• _Directions_: For this exercise, copy each line of the records that contains the word "title".

• _Given entries_:
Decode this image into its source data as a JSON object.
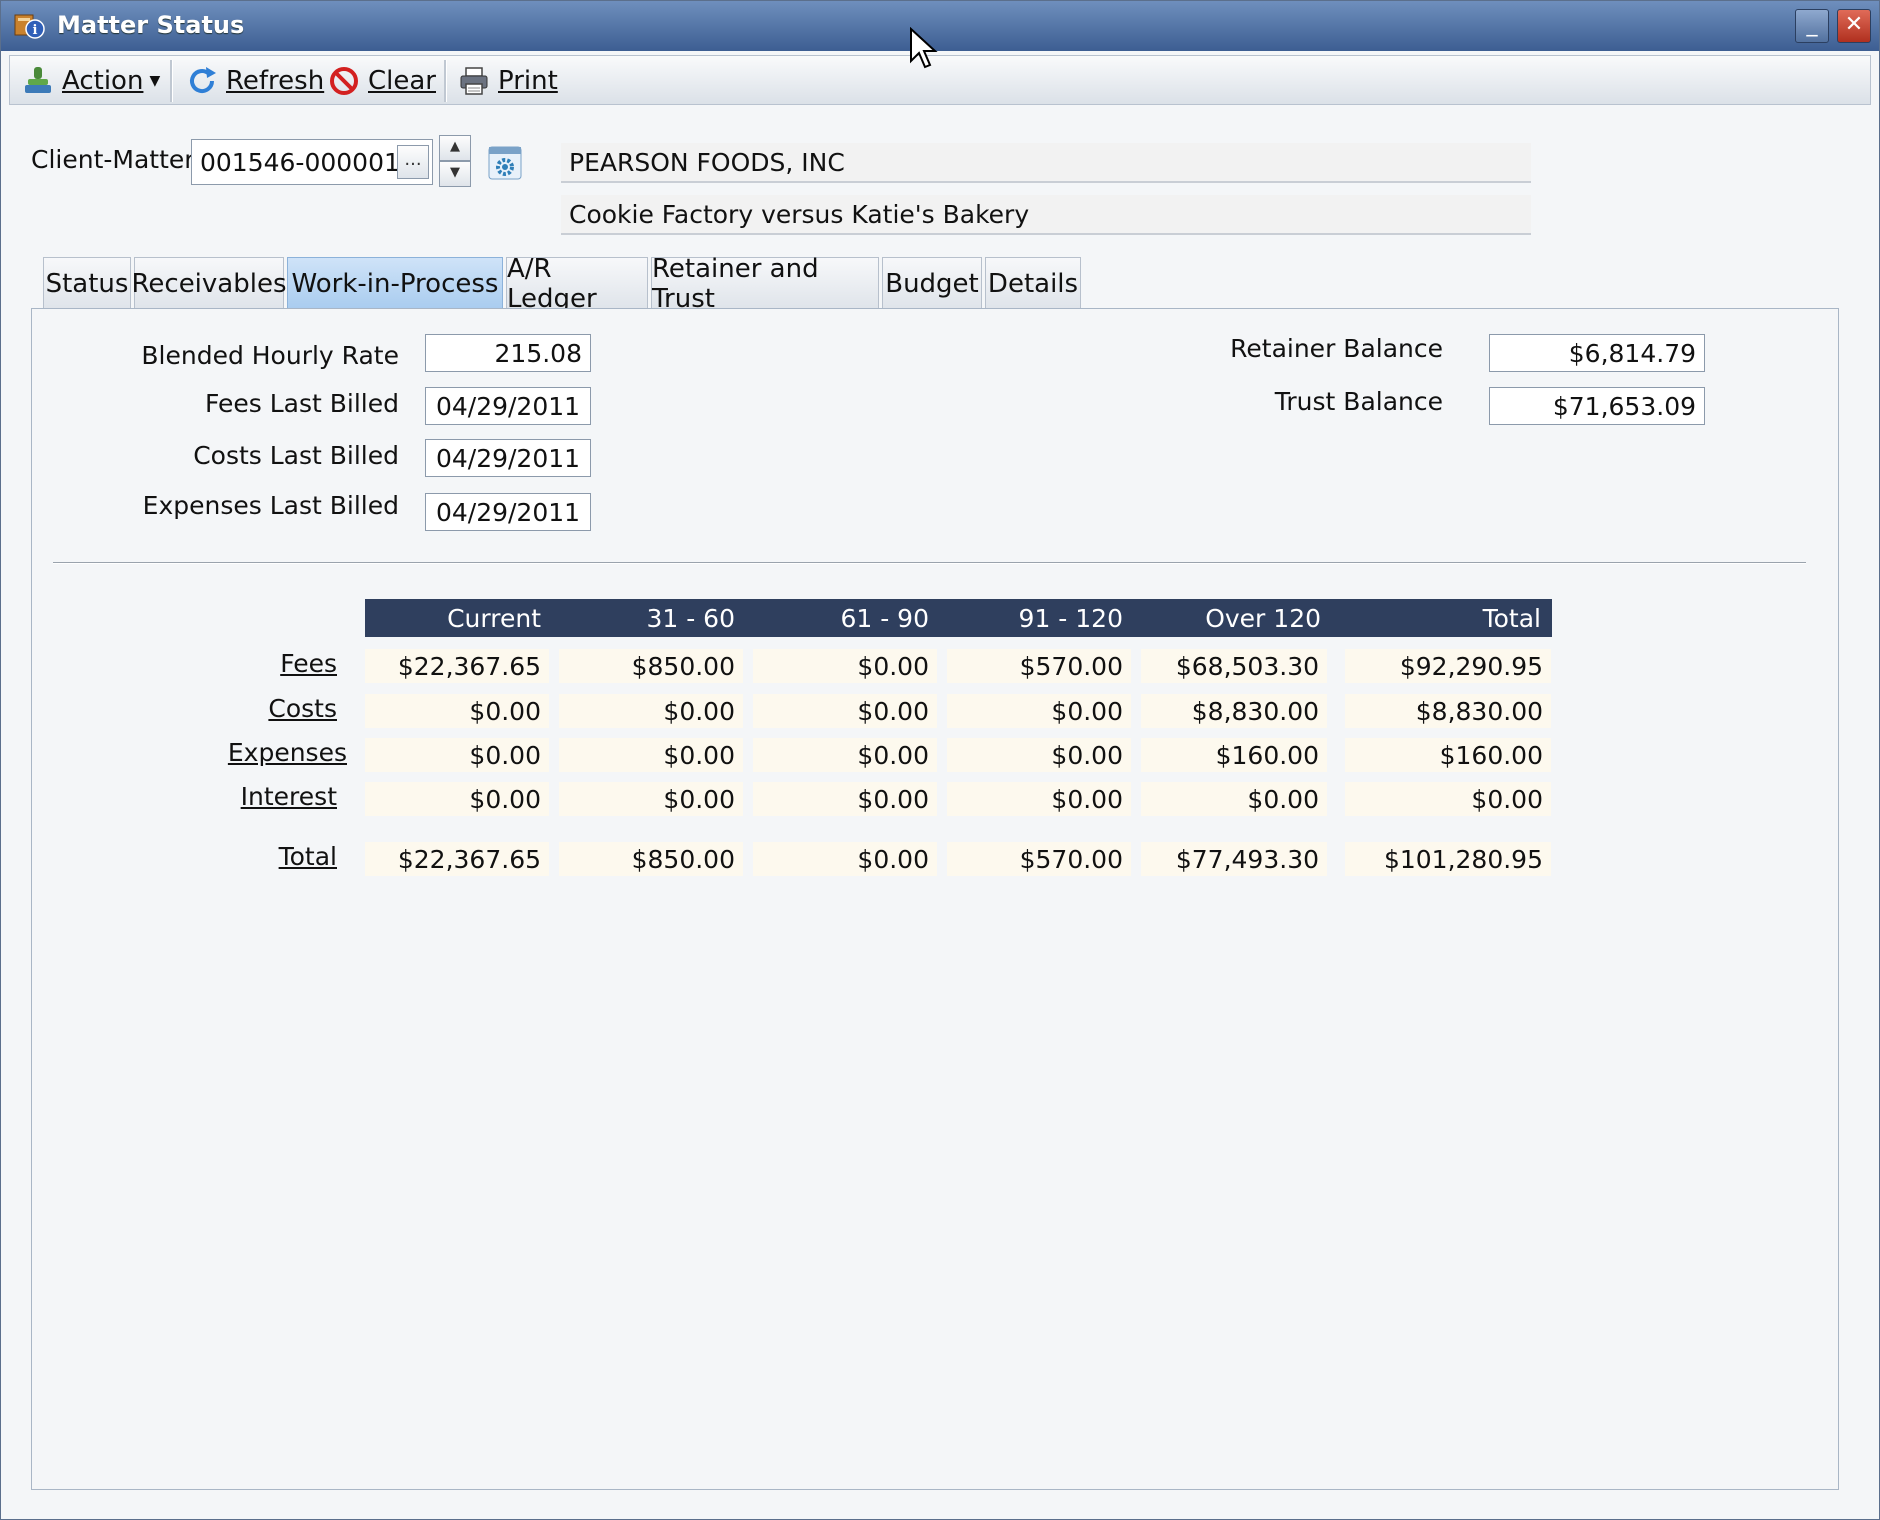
{
  "window": {
    "title": "Matter Status",
    "minimize_glyph": "_",
    "close_glyph": "✕"
  },
  "toolbar": {
    "action_label": "Action",
    "refresh_label": "Refresh",
    "clear_label": "Clear",
    "print_label": "Print"
  },
  "client_matter": {
    "label": "Client-Matter",
    "value": "001546-000001",
    "browse_label": "...",
    "client_name": "PEARSON FOODS, INC",
    "matter_name": "Cookie Factory versus Katie's Bakery"
  },
  "tabs": [
    {
      "label": "Status"
    },
    {
      "label": "Receivables"
    },
    {
      "label": "Work-in-Process"
    },
    {
      "label": "A/R Ledger"
    },
    {
      "label": "Retainer and Trust"
    },
    {
      "label": "Budget"
    },
    {
      "label": "Details"
    }
  ],
  "active_tab": "Work-in-Process",
  "summary": {
    "blended_rate_label": "Blended Hourly Rate",
    "blended_rate": "215.08",
    "fees_last_billed_label": "Fees Last Billed",
    "fees_last_billed": "04/29/2011",
    "costs_last_billed_label": "Costs Last Billed",
    "costs_last_billed": "04/29/2011",
    "expenses_last_billed_label": "Expenses Last Billed",
    "expenses_last_billed": "04/29/2011",
    "retainer_balance_label": "Retainer Balance",
    "retainer_balance": "$6,814.79",
    "trust_balance_label": "Trust Balance",
    "trust_balance": "$71,653.09"
  },
  "aging": {
    "columns": [
      "Current",
      "31 - 60",
      "61 - 90",
      "91 - 120",
      "Over 120",
      "Total"
    ],
    "rows": [
      {
        "label": "Fees",
        "values": [
          "$22,367.65",
          "$850.00",
          "$0.00",
          "$570.00",
          "$68,503.30",
          "$92,290.95"
        ]
      },
      {
        "label": "Costs",
        "values": [
          "$0.00",
          "$0.00",
          "$0.00",
          "$0.00",
          "$8,830.00",
          "$8,830.00"
        ]
      },
      {
        "label": "Expenses",
        "values": [
          "$0.00",
          "$0.00",
          "$0.00",
          "$0.00",
          "$160.00",
          "$160.00"
        ]
      },
      {
        "label": "Interest",
        "values": [
          "$0.00",
          "$0.00",
          "$0.00",
          "$0.00",
          "$0.00",
          "$0.00"
        ]
      },
      {
        "label": "Total",
        "values": [
          "$22,367.65",
          "$850.00",
          "$0.00",
          "$570.00",
          "$77,493.30",
          "$101,280.95"
        ]
      }
    ]
  },
  "icons": {
    "app": "matter-status-icon",
    "action": "stamp-icon",
    "refresh": "refresh-icon",
    "clear": "prohibited-icon",
    "print": "printer-icon",
    "settings": "gear-icon"
  }
}
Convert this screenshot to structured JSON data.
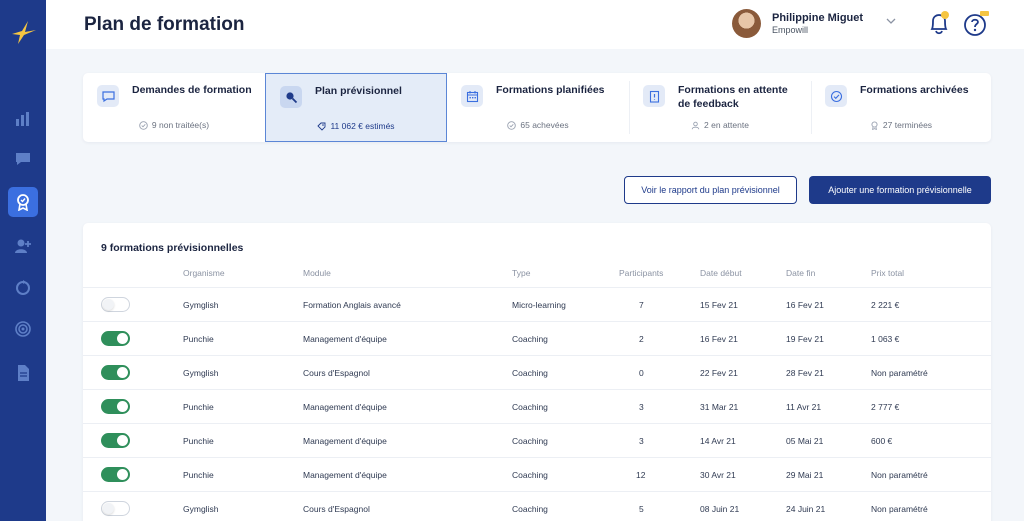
{
  "header": {
    "title": "Plan de formation",
    "user_name": "Philippine Miguet",
    "user_org": "Empowill"
  },
  "sidebar": {
    "icons": [
      "logo-bird",
      "bar-chart",
      "chat-bubble",
      "award-badge",
      "user-add",
      "globe-refresh",
      "target",
      "document"
    ],
    "active": "award-badge"
  },
  "tabs": [
    {
      "label": "Demandes de formation",
      "status": "9 non traitée(s)",
      "icon": "chat-bubble"
    },
    {
      "label": "Plan prévisionnel",
      "status": "11 062 € estimés",
      "icon": "search"
    },
    {
      "label": "Formations planifiées",
      "status": "65 achevées",
      "icon": "calendar"
    },
    {
      "label": "Formations en attente de feedback",
      "status": "2 en attente",
      "icon": "clipboard"
    },
    {
      "label": "Formations archivées",
      "status": "27 terminées",
      "icon": "check-circle"
    }
  ],
  "actions": {
    "report_label": "Voir le rapport du plan prévisionnel",
    "add_label": "Ajouter une formation prévisionnelle"
  },
  "table": {
    "title": "9 formations prévisionnelles",
    "columns": [
      "Organisme",
      "Module",
      "Type",
      "Participants",
      "Date début",
      "Date fin",
      "Prix total"
    ],
    "rows": [
      {
        "enabled": false,
        "organisme": "Gymglish",
        "module": "Formation Anglais avancé",
        "type": "Micro-learning",
        "participants": "7",
        "debut": "15 Fev 21",
        "fin": "16 Fev 21",
        "prix": "2 221  €"
      },
      {
        "enabled": true,
        "organisme": "Punchie",
        "module": "Management d'équipe",
        "type": "Coaching",
        "participants": "2",
        "debut": "16 Fev 21",
        "fin": "19 Fev 21",
        "prix": "1 063  €"
      },
      {
        "enabled": true,
        "organisme": "Gymglish",
        "module": "Cours d'Espagnol",
        "type": "Coaching",
        "participants": "0",
        "debut": "22 Fev 21",
        "fin": "28 Fev 21",
        "prix": "Non paramétré"
      },
      {
        "enabled": true,
        "organisme": "Punchie",
        "module": "Management d'équipe",
        "type": "Coaching",
        "participants": "3",
        "debut": "31 Mar 21",
        "fin": "11 Avr 21",
        "prix": "2 777  €"
      },
      {
        "enabled": true,
        "organisme": "Punchie",
        "module": "Management d'équipe",
        "type": "Coaching",
        "participants": "3",
        "debut": "14 Avr 21",
        "fin": "05 Mai 21",
        "prix": "600  €"
      },
      {
        "enabled": true,
        "organisme": "Punchie",
        "module": "Management d'équipe",
        "type": "Coaching",
        "participants": "12",
        "debut": "30 Avr 21",
        "fin": "29 Mai 21",
        "prix": "Non paramétré"
      },
      {
        "enabled": false,
        "organisme": "Gymglish",
        "module": "Cours d'Espagnol",
        "type": "Coaching",
        "participants": "5",
        "debut": "08 Juin 21",
        "fin": "24 Juin 21",
        "prix": "Non paramétré"
      }
    ]
  },
  "colors": {
    "sidebar": "#1e3a8a",
    "accent": "#3b6fe0",
    "toggle_on": "#2f8f5b",
    "badge": "#f5c542"
  }
}
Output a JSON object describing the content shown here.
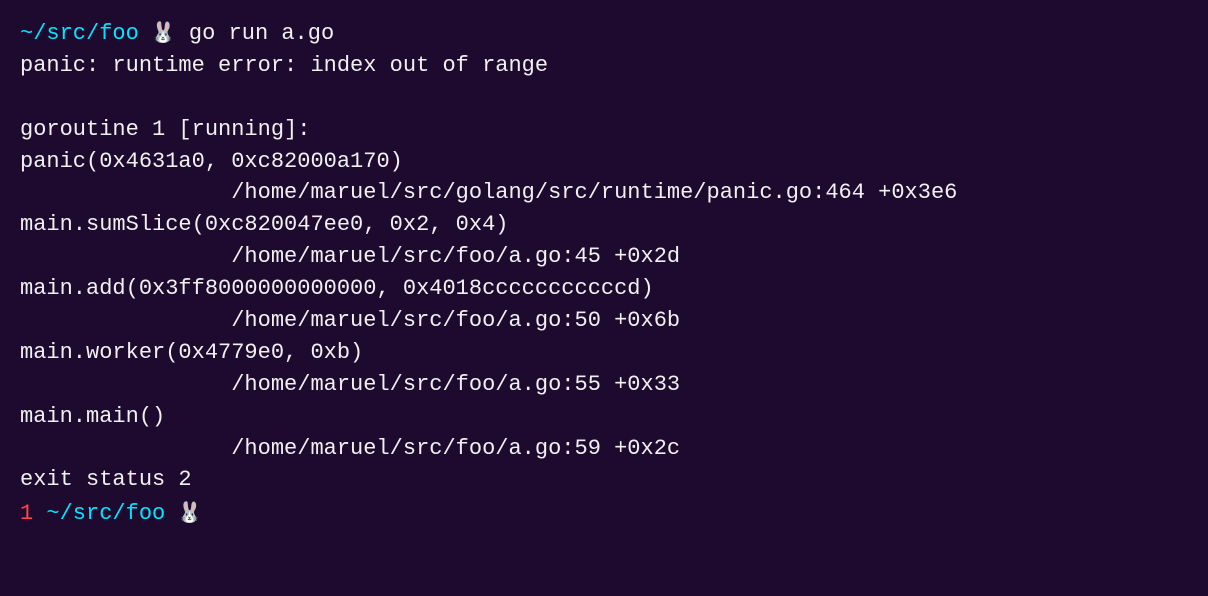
{
  "terminal": {
    "bg_color": "#1e0a2e",
    "lines": [
      {
        "type": "prompt",
        "path": "~/src/foo",
        "rabbit": "🐰",
        "command": " go run a.go"
      },
      {
        "type": "text",
        "content": "panic: runtime error: index out of range"
      },
      {
        "type": "blank"
      },
      {
        "type": "text",
        "content": "goroutine 1 [running]:"
      },
      {
        "type": "text",
        "content": "panic(0x4631a0, 0xc82000a170)"
      },
      {
        "type": "text",
        "content": "\t\t/home/maruel/src/golang/src/runtime/panic.go:464 +0x3e6"
      },
      {
        "type": "text",
        "content": "main.sumSlice(0xc820047ee0, 0x2, 0x4)"
      },
      {
        "type": "text",
        "content": "\t\t/home/maruel/src/foo/a.go:45 +0x2d"
      },
      {
        "type": "text",
        "content": "main.add(0x3ff8000000000000, 0x4018cccccccccccd)"
      },
      {
        "type": "text",
        "content": "\t\t/home/maruel/src/foo/a.go:50 +0x6b"
      },
      {
        "type": "text",
        "content": "main.worker(0x4779e0, 0xb)"
      },
      {
        "type": "text",
        "content": "\t\t/home/maruel/src/foo/a.go:55 +0x33"
      },
      {
        "type": "text",
        "content": "main.main()"
      },
      {
        "type": "text",
        "content": "\t\t/home/maruel/src/foo/a.go:59 +0x2c"
      },
      {
        "type": "text",
        "content": "exit status 2"
      },
      {
        "type": "prompt2",
        "num": "1",
        "path": " ~/src/foo",
        "rabbit": "🐰"
      }
    ]
  }
}
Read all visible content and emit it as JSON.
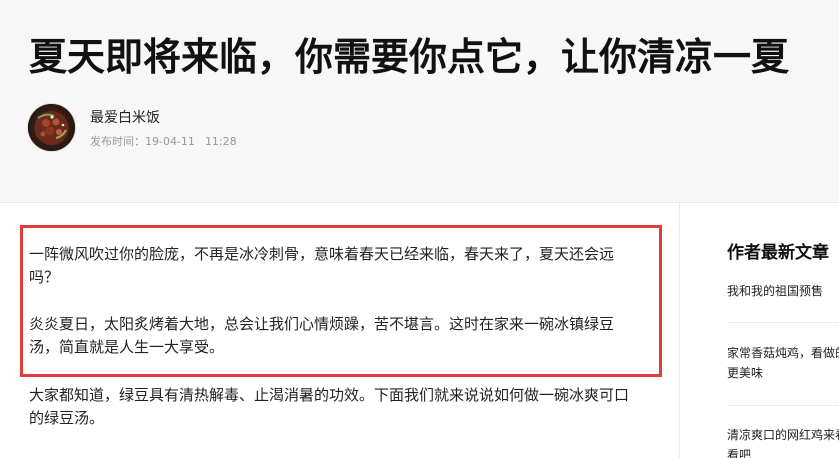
{
  "article": {
    "title": "夏天即将来临，你需要你点它，让你清凉一夏",
    "author": {
      "name": "最爱白米饭",
      "avatar_icon": "author-avatar-food-photo"
    },
    "publish": {
      "label": "发布时间：",
      "date": "19-04-11",
      "time": "11:28"
    },
    "highlight_color": "#e03c3c",
    "paragraphs": [
      "一阵微风吹过你的脸庞，不再是冰冷刺骨，意味着春天已经来临，春天来了，夏天还会远吗？",
      "炎炎夏日，太阳炙烤着大地，总会让我们心情烦躁，苦不堪言。这时在家来一碗冰镇绿豆汤，简直就是人生一大享受。",
      "大家都知道，绿豆具有清热解毒、止渴消暑的功效。下面我们就来说说如何做一碗冰爽可口的绿豆汤。"
    ]
  },
  "sidebar": {
    "title": "作者最新文章",
    "items": [
      {
        "label": "我和我的祖国预售"
      },
      {
        "label": "家常香菇炖鸡，看做的更美味"
      },
      {
        "label": "清凉爽口的网红鸡来看看吧"
      }
    ]
  }
}
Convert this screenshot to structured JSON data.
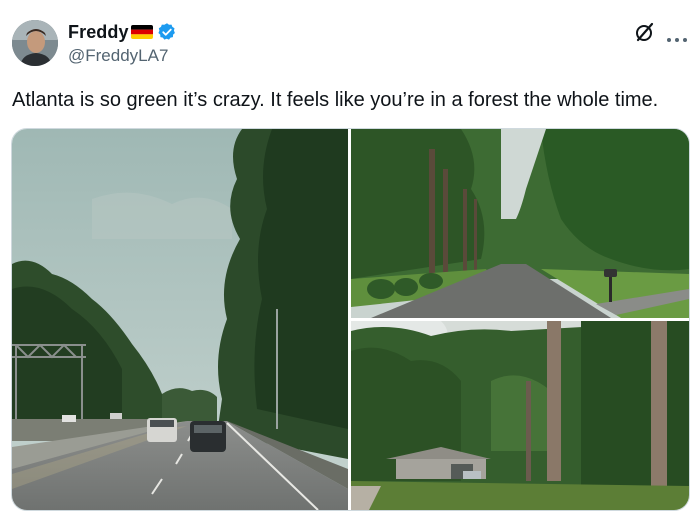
{
  "author": {
    "display_name": "Freddy",
    "flag_icon": "germany-flag-icon",
    "handle": "@FreddyLA7",
    "verified": true,
    "verified_color": "#1d9bf0"
  },
  "tweet": {
    "text": "Atlanta is so green it’s crazy. It feels like you’re in a forest the whole time."
  },
  "media": {
    "photos": [
      {
        "name": "photo-highway",
        "icon": "photo"
      },
      {
        "name": "photo-residential-road",
        "icon": "photo"
      },
      {
        "name": "photo-house-in-trees",
        "icon": "photo"
      }
    ]
  },
  "icons": {
    "grok": "grok-icon",
    "more": "more-options-icon"
  },
  "colors": {
    "text": "#0f1419",
    "secondary_text": "#536471",
    "border": "#cfd9de"
  }
}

• _Result of the task_:
    "title": "Matter Status",
    "title": "Plan de formation",
    "title": "9 formations prévisionnelles",
    "title": "夏天即将来临，你需要你点它，让你清凉一夏",
    "title": "作者最新文章",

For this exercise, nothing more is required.